newjag17 (May 22, 2018 - 1:02 pm)

Hey Plunky!

Quick question--do you know of any JAGS who work in the area of Space Law-related issues? I was reading an article about it and it sounded interesting---

plunky (May 23, 2018 - 12:55 pm)

newjag, I haven't known too many, no. "Space Law" sounds like a total joke of a practice area, but there are interesting jobs available - both in and out of the Air Force.

The way most people get into it in the AF is to go through the LLM program. We send ~1 person per year to McGill University for the Air & Space LLM. The follow-on assignment is usually at a space or missile base. There's a job at USSTRATCOM as well which seems to deal with interesting space issues.

We also send ~5 people to a "cyber" LLM at Nebraska. It's really a space, telecommunications, and cyber LLM, because anything you do in space requires all three. People coming out of this LLM could take any of the space jobs the Air & Space folk get, plus cyber billets. If you're interested in this kind of stuff, take a look at Nebraska's curriculum and board of advisors. The curriculum gives you an idea of how broad the scope of all of this is, and looking at what the board's members do lets you know what kind of jobs are possible.

With satellites, commercial space launch, and other space industries cranking up, it's actually a field of law that exists and could be lucrative. The general counsel for some of the big companies (including SpaceX) aren't all from Ivies. The more common denominator is they got their hands on space issues doing government work and became valuable to industry. The AF is one way to get this kind of experience.

newjag17 (Sep 11, 2018 - 1:23 pm)

Hey Plunky!

Hope all is well--I had originally been denied a vision waiver for the Reserves despite having correctible 20/20. I had thought that was the end of the road, however, JAG informed me they would be willing to resubmit a request to have the denial re-reviewed.

plunky (Sep 11, 2018 - 2:30 pm)

Sounds promising!

maebe (May 23, 2018 - 10:03 pm)

Can someone help me do we submit accession forms electronically or hard copies or both. Jaro web site says one thing but also instructed to send all copies. Jaro is not responding

80douche (Jun 15, 2018 - 5:13 pm)

Looking to get some feedback on my chances for a JAG position with the AF, Navy, or Army.


Undergrad - 3.96 GPA (regional university)
Law School - 3.00 - 3.5 GPA (projected) / T1

Physically fit
11 years prior service (Army Special Operations / E-6)
Stellar service record (Awards: Distinguish Service Medal, ARCOM w/V-device, others) **Didn't want to mention awards, but didn't know if it would be relevant.

I left the military for the purpose of going to law school and hopefully becoming a JAG. Just finished my 1L year and would like to get some feedback on whether this is a possibility??


girlfromtheprairie (Jun 26, 2018 - 10:15 pm)

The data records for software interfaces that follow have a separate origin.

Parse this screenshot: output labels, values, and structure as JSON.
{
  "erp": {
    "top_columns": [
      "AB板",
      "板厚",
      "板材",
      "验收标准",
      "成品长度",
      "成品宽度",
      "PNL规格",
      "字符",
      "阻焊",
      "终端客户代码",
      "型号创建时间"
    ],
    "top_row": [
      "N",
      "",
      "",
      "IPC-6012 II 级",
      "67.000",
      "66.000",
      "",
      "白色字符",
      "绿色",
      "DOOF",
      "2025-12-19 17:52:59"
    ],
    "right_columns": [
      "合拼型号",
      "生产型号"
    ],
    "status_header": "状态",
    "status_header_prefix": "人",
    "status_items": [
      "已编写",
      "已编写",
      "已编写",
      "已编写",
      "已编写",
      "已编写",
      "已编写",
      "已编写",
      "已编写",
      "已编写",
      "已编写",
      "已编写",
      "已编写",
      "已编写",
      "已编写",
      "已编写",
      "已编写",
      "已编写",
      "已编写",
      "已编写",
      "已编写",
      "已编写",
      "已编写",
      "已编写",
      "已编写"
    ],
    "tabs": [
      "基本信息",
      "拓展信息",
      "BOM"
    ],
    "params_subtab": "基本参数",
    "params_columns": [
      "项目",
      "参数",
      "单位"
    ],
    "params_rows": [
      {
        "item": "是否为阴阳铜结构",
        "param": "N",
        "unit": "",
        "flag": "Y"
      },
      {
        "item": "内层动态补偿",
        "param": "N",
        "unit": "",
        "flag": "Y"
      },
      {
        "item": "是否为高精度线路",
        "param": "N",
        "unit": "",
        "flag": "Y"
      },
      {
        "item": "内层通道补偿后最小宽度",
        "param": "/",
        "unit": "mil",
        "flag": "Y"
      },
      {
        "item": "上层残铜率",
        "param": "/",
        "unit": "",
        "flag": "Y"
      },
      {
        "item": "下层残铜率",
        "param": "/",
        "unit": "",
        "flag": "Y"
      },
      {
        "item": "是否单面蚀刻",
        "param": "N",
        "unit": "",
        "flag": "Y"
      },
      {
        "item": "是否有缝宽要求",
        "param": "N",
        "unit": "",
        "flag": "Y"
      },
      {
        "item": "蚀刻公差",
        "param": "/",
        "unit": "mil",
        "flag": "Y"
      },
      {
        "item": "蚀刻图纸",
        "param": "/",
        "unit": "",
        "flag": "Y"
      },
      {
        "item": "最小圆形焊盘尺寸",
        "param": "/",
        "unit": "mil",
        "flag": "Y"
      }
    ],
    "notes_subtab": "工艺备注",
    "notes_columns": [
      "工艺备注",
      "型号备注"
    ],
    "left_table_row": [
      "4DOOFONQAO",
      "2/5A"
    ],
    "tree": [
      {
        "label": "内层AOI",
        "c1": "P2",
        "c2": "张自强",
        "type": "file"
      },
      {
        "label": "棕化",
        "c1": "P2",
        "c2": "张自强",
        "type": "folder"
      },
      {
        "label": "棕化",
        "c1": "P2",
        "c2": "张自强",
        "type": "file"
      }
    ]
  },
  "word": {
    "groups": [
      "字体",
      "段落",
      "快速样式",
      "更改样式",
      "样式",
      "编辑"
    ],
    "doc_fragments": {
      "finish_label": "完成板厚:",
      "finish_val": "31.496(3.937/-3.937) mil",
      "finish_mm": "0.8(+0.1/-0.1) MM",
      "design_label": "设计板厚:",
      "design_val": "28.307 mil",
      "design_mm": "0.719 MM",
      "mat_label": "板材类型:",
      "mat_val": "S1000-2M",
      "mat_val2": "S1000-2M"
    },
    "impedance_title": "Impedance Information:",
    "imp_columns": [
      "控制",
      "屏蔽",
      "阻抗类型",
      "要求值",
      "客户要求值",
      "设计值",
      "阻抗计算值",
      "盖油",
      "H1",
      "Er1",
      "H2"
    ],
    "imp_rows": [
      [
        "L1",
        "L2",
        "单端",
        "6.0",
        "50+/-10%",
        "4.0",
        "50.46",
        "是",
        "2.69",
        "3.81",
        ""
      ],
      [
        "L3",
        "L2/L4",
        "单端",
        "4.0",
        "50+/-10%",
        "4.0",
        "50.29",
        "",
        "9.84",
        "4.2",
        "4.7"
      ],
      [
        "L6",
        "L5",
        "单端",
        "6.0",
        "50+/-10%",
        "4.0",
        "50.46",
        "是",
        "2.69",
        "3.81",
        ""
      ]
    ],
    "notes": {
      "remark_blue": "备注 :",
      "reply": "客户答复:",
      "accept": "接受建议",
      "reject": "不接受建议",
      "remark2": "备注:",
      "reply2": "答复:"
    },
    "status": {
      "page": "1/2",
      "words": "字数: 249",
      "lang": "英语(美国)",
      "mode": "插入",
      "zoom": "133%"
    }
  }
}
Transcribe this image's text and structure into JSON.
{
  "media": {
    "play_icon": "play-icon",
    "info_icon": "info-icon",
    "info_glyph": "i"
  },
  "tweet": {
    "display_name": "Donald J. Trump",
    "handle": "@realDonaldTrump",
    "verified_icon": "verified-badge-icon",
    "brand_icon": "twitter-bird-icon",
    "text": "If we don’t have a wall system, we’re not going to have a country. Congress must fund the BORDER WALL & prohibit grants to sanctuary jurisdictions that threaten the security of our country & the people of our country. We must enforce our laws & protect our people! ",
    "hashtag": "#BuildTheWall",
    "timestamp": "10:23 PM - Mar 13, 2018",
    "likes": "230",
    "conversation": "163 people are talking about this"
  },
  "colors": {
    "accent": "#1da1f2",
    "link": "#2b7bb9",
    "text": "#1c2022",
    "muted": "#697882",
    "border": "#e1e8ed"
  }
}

Obviously, all branches love prior enlisted applicants. It shows you have a commitment to the mission of the armed forces and an understanding of the importance of good order and discipline. Your grades are good-- keep getting them up. The higher the better, but it won't cut you out if you stay around a 3.0. If you want to do military law, period, then case your net wide. However, I'd encourage you to have internships with the different branches throughout law school and remember that each branch operates their law offices differently. You will have access to practice different areas of law at different stages in your career depending on the branch, so do some deep research.

I came into USAF as a practicing attorney with trial/prosecution work under my belt, 3.0, no prior military service. I had one reference and I interviewed at a relatively small base.

newjag17 (Sep 10, 2018 - 6:50 pm)


Wanted to ask how your JAG training went--would love to hear about it as well as what your current assignment ended up being.

Post a message in this thread